The program, which was created by the American College of Surgeons Committee on Trauma, hopes to increase survival rates between the time an incident occurs to when medical help arrives by teaching participants how to stop the bleeding. The program teaches two techniques to help stop the bleeding: the use of a tourniquet and wound-packing.

The “Stop the Bleed” course has been taught in the United States since 2015, but is now being introduced as a monthly program at LHSC.

Alison Armstrong, the trauma program co-ordinator at LHSC, said she is excited to introduce the program to the community.

The program was created in response to the Sandy Hook Massacre which occurred in 2012, as well as multiple other tragedies which involved mass causalities. After the massacre, in collaboration with leaders from law enforcement, the federal government, and the medical community, the Joint Committee to Create a National Policy to Enhance Survivability from Intentional Mass Casualty and Active Shooter Events was created to improve the survivor rate in the midst of a mass casualty.

After meeting twice in 2013, the deliberations that the committee came to are now known as the Hartford Consensus, a collection of documents that detail strategies to enhance survivability in active shooter and intentional mass casualty events.

While this program was introduced to the United States as a response to the number of intentional mass casualties and active shooter situations in the country, Armstrong said she believes that it is important to have resources like this in Canada too.

“This program is not only for active shooter situations, but can be useful in farmer emergencies, workplace emergencies, and motor vehicle crashes. It’s still applicable,” Armstrong said.

Armstrong said that the most preventable death in trauma is blood loss, but that often bystanders do not have the required knowledge to help a victim.

“If there is someone at the scene of the crash who has the knowledge to stop the bleeding, then we could increase the survivability,” Armstrong said.

The average “Stop the Bleed” program is an hour and a half long and includes traditional lecture- style teaching, and practice breakout sessions where participants can practice bleeding control techniques with simulated limbs and mannequins.

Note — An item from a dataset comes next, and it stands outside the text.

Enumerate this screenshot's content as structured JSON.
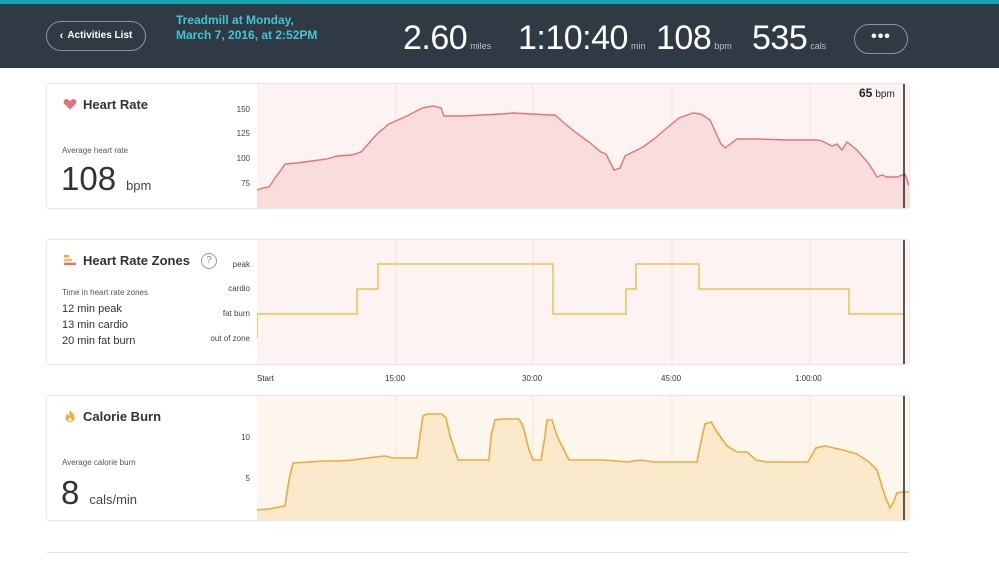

The program is free and offered at LHSC or can be booked for on-site visits.

The program is taught by trauma nurses, emergency nurses, critical care nurses, trauma surgeons, and injury prevention specialists.

Armstrong said she hopes participants come out of the program with the knowledge required to stop a bleed, but also with a feeling of empowerment.

“I hope [participants] feel empowered to react to an emergency if they were to see one and help out,” Armstrong said. “I think in general we all want to help when there’s an emergency, so hopefully this gives some people the knowledge to.”

“If we are able to save one person, the course will be worth it.”

The next Stop the Bleeding training session will take place on March 7 at 6 p.m. at LHSC. Those who wish to find out more or enrol in a session can call 519-667-6795 or email